It is undisputed here that Kemnitz was served with the cross-claim on December 10, 11 days before the motion hearing. Minn. R. Gen. Pract. 115.07 allows the district court to waive or modify time limits pertaining to motions "[i]f irreparable harm will result absent immediate action by the court, or if the interests of justice otherwise require."
The district court heard ample evidence that the corporation's creditors were prepared to foreclose on Robert Kemnitz's mortgage if the sale of the corporation did not close by December 31, ten days after the motion hearing. The urgency of the dissolution motion was exacerbated by Kemnitz's refusal to attend either of the two previously scheduled closings. The court noted that Kemnitz had also failed to respond to the underlying complaint in this matter or object to the entry of default judgment against him. In light of Kemnitz's past performance, the court discredited Kemnitz's claims at the hearing that he was about to hire a lawyer and get a loan, and that he had received purchase offers for the corporation. We defer to the district court's credibility determinations. Sefkow v. Sefkow, 427 N.W.2d 203, 210 (Minn. 1988). The district court appropriately denied Kemnitz's motion in order to prevent irreparable harm to Robert Kemnitz.
4. Kemnitz argues that the court abused its discretion by ordering involuntary dissolution based on a finding of irreconcilable shareholder deadlock. In an action by a shareholder, a district court
may dissolve a corporation and liquidate its assets and business [upon a showing that] the directors or the persons having the authority otherwise vested in the board are deadlocked in the management of the corporate affairs and the shareholders are unable to break the deadlock[.]
Minn.
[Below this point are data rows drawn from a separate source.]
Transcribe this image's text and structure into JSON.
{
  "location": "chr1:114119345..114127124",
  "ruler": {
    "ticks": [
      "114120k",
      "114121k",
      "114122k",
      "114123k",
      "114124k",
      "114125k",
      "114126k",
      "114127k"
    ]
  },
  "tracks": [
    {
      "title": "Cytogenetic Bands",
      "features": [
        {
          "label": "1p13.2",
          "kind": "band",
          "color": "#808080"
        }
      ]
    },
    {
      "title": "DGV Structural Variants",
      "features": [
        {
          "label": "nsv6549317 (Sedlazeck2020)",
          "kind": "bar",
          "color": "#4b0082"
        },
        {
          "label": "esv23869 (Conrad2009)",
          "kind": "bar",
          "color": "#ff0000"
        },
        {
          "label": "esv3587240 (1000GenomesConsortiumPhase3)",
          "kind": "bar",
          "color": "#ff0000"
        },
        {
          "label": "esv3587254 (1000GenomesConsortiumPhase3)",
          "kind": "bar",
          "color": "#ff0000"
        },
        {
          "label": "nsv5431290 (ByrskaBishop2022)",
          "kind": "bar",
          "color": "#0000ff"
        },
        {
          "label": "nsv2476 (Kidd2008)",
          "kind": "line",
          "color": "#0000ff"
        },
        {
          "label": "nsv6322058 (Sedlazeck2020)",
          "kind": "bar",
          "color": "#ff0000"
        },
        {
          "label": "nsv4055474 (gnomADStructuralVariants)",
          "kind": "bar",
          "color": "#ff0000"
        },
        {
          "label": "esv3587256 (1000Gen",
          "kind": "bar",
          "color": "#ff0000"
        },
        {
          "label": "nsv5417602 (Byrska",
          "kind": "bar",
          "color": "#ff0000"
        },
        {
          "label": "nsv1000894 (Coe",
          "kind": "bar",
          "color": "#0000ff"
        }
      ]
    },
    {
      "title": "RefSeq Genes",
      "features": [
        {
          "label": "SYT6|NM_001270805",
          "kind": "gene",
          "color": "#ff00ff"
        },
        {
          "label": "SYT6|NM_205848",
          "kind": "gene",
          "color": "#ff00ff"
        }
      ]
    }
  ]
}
Stat. § 302A.751, subd. 1(b)(1) (2000).
The court found that Robert Kemnitz and Kemnitz each claimed to own a majority of shares in the corporation, that the shareholders were irreconcilably deadlocked both over the control and prospective sale of the corporation, and that the deadlock prevented the corporation from functioning to the advantage of the shareholders.
Kemnitz argues that because he holds a controlling interest in the corporation and can therefore make unilateral corporate decisions, there can be no deadlock as to corporate management. Kemnitz correctly cites Lakeland Dev. Corp. v. Anderson, 277 Minn. 432, 445, 152 N.W.2d 758, 767 (1967), for the proposition that a district court ordering involuntary dissolution must make comprehensive findings concerning whether shareholder deadlock is so great that the business can no longer be conducted with advantage to its shareholders. Kemnitz argues that under Lakeland, the district court here was required to make findings on Kemnitz's claim that he is the majority shareholder prior to finding a deadlock and ordering dissolution. We disagree.
Here, the court heard a great deal of conflicting testimony regarding the ownership and distribution of shares and concluded that, for the purposes of avoiding an otherwise imminent foreclosure and given Kemnitz's repeated refusal to participate in selling the corporation, the deadlock was sufficient to warrant dissolution. See id. at 440, 152 N.W.2d at 764 (noting that in dissolution proceedings, adjudication of specific shareholder claims of right is not warranted if resulting delay would be prejudicial to party seeking dissolution or corporation). The court's finding that the shareholders here were deadlocked was supported by the evidence.
The district court also found that the corporation was insolvent, that further creditor foreclosure suits were imminent, and that Robert Kemnitz was at risk of losing his home should Chard Tile be prevented from buying the corporation. The evidence supports these findings. The court granted the motion for involuntary dissolution, approved the sale of the corporation to Chard Tile, and ordered disbursal of the proceeds to the corporation's creditors. The findings support these conclusions.